Data records for software interfaces →
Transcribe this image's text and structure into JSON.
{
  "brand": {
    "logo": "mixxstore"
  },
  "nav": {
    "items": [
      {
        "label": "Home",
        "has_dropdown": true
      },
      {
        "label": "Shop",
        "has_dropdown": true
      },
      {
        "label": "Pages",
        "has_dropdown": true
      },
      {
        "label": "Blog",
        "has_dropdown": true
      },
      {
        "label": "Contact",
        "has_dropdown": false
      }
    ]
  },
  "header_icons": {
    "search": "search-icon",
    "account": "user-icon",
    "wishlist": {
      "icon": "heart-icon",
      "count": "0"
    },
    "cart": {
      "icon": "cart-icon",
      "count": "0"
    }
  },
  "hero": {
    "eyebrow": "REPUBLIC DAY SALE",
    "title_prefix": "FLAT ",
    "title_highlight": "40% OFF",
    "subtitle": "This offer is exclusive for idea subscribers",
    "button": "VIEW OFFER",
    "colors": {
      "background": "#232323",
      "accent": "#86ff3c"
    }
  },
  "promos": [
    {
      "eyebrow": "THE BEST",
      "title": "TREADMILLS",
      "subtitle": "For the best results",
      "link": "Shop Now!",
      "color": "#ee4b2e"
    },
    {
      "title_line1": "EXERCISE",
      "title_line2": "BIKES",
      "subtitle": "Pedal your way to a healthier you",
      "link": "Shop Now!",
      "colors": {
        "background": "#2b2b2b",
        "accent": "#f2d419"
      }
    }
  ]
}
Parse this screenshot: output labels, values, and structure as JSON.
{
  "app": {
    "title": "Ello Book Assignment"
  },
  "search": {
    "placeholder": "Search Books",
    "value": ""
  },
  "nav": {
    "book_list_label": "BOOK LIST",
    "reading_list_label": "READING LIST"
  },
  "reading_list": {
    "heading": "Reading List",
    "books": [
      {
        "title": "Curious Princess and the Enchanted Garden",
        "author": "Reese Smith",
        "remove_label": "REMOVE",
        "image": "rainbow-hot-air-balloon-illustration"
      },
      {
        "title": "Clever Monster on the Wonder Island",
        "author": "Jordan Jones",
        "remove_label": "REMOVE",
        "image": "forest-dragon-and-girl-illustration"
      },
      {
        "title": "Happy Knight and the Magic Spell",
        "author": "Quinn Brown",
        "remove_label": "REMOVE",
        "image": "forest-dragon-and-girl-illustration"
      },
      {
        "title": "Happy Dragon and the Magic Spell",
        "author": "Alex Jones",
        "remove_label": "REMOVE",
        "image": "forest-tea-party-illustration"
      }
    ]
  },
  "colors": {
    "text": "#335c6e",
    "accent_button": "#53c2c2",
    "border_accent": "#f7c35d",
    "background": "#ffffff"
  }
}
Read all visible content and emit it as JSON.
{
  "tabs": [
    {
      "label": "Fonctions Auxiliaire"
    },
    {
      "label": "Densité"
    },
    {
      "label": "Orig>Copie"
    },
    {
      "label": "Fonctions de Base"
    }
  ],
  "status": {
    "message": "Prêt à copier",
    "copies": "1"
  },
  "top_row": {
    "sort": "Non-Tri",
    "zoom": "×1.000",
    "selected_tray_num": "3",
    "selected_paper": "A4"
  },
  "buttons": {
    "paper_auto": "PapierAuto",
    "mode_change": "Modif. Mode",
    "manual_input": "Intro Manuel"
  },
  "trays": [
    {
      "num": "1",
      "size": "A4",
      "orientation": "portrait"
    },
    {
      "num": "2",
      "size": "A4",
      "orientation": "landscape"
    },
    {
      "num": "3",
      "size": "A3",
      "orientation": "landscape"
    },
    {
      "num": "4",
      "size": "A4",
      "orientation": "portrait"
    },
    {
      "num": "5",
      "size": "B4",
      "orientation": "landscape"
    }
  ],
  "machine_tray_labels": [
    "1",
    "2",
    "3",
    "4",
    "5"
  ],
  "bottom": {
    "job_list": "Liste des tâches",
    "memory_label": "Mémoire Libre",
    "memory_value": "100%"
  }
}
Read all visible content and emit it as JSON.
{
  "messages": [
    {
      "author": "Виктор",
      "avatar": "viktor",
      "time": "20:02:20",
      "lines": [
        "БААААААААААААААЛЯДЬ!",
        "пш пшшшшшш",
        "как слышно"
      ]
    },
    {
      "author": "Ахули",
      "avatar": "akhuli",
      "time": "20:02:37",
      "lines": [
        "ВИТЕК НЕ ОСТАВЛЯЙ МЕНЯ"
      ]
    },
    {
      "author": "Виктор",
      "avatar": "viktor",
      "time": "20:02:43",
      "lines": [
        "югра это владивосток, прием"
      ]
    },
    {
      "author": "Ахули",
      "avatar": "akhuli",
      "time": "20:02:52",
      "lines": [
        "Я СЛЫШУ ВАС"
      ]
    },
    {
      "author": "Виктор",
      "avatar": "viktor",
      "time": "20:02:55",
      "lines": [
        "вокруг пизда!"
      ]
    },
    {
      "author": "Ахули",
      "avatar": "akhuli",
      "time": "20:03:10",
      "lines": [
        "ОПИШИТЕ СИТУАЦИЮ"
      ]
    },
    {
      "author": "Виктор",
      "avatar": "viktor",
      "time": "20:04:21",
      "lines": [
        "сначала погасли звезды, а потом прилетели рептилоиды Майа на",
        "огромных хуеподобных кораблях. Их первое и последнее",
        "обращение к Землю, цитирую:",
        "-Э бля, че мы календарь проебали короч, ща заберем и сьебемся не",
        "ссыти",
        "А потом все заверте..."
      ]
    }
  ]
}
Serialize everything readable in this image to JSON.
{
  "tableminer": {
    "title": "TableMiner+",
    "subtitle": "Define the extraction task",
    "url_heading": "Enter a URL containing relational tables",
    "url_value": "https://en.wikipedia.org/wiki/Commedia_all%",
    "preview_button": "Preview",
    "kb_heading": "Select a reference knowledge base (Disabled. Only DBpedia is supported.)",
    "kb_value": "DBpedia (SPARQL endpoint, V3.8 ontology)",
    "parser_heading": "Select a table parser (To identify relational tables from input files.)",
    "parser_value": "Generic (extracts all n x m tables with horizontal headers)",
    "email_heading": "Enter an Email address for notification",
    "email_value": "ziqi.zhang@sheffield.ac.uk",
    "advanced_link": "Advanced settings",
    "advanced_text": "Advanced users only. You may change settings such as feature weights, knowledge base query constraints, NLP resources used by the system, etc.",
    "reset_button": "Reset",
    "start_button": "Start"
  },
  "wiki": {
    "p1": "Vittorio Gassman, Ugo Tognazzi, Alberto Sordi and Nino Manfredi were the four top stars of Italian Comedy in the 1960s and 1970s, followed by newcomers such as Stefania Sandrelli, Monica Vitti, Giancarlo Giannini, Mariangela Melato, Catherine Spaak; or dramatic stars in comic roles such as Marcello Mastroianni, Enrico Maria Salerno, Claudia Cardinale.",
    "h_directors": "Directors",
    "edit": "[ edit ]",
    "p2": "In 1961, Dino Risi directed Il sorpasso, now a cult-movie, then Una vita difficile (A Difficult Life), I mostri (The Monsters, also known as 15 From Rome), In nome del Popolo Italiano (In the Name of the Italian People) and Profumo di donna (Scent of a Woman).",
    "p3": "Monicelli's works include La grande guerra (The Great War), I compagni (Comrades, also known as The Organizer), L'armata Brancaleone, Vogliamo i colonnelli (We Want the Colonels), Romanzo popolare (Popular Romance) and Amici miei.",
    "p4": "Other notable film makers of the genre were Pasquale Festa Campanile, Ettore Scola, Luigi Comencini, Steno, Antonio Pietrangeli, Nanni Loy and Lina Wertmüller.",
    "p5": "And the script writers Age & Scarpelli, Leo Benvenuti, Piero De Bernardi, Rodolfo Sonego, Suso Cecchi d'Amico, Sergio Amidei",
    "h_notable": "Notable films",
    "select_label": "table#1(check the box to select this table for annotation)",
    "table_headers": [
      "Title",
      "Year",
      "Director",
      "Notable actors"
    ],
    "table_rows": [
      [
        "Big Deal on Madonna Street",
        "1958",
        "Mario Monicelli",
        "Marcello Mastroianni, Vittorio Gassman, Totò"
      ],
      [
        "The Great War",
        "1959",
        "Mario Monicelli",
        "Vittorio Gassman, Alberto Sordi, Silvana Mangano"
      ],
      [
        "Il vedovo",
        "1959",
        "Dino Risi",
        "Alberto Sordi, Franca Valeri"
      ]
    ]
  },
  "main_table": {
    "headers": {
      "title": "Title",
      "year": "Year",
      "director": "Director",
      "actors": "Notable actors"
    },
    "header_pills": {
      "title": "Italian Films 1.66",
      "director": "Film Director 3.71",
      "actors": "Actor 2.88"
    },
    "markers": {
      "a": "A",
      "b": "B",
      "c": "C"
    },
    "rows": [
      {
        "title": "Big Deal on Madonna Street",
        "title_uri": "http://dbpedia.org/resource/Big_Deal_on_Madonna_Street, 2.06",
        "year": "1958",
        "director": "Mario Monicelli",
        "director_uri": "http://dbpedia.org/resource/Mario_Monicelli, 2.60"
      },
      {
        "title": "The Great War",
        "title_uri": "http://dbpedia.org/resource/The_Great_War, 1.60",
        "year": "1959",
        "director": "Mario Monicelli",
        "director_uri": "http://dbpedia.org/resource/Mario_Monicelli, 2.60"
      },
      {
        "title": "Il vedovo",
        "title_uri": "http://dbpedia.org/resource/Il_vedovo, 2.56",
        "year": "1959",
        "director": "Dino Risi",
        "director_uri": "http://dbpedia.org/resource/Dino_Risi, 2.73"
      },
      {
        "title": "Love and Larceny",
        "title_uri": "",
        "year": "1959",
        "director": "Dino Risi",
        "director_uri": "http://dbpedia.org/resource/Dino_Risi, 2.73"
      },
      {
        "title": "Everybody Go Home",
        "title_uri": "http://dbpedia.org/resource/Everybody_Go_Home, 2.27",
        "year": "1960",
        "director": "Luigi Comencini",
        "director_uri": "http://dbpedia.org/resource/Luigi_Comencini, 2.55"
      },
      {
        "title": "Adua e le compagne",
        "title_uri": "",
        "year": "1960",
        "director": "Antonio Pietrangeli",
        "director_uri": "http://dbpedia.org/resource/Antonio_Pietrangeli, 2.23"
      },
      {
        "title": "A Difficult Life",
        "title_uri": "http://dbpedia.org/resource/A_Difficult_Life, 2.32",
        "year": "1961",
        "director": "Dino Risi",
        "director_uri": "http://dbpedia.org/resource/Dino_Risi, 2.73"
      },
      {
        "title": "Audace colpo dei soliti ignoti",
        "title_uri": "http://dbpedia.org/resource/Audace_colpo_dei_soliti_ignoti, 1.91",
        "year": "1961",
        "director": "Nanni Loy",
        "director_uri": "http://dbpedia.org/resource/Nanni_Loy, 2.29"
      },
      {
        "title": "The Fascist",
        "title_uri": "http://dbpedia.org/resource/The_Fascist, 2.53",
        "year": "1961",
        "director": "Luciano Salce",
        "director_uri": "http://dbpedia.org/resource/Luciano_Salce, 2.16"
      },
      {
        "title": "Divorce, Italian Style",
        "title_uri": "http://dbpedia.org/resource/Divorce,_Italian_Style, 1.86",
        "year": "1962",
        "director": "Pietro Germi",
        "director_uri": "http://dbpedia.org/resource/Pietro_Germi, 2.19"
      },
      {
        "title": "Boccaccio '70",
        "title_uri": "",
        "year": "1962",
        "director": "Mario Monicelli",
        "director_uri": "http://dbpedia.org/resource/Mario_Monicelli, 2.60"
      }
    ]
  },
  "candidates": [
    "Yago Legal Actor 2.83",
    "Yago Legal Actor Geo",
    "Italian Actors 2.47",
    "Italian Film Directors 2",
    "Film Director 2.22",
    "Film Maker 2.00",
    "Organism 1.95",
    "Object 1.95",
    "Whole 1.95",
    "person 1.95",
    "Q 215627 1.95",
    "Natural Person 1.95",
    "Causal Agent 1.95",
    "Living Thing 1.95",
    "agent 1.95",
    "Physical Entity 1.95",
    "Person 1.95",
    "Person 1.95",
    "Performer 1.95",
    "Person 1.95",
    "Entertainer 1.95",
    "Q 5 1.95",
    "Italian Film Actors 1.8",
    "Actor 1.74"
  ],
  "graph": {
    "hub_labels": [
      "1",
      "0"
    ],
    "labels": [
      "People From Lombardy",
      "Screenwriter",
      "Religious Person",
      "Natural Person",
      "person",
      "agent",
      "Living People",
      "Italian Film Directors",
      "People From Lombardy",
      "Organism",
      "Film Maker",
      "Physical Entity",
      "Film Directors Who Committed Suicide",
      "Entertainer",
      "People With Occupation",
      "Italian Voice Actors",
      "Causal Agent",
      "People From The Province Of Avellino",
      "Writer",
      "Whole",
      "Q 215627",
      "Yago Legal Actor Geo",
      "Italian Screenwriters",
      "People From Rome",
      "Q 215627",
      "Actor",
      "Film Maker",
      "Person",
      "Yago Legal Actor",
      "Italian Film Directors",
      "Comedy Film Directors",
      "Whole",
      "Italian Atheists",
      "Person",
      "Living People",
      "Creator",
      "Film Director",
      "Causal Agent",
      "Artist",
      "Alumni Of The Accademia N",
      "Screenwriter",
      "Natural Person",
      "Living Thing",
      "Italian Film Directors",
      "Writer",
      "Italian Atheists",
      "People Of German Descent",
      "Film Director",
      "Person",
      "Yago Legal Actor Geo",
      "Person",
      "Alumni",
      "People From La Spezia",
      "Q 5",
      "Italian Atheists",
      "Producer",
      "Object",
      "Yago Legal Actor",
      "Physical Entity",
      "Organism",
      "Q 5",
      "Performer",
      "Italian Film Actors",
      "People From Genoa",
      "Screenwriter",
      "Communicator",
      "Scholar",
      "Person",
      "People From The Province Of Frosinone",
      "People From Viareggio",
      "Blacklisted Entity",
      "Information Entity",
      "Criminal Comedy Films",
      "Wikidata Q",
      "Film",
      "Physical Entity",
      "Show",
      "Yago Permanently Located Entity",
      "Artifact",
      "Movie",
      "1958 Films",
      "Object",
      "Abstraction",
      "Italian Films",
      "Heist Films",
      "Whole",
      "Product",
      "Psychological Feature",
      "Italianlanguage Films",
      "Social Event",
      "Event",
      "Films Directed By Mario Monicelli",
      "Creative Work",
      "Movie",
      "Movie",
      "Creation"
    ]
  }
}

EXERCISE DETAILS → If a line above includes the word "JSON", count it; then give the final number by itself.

EXERCISE SOLUTION → 5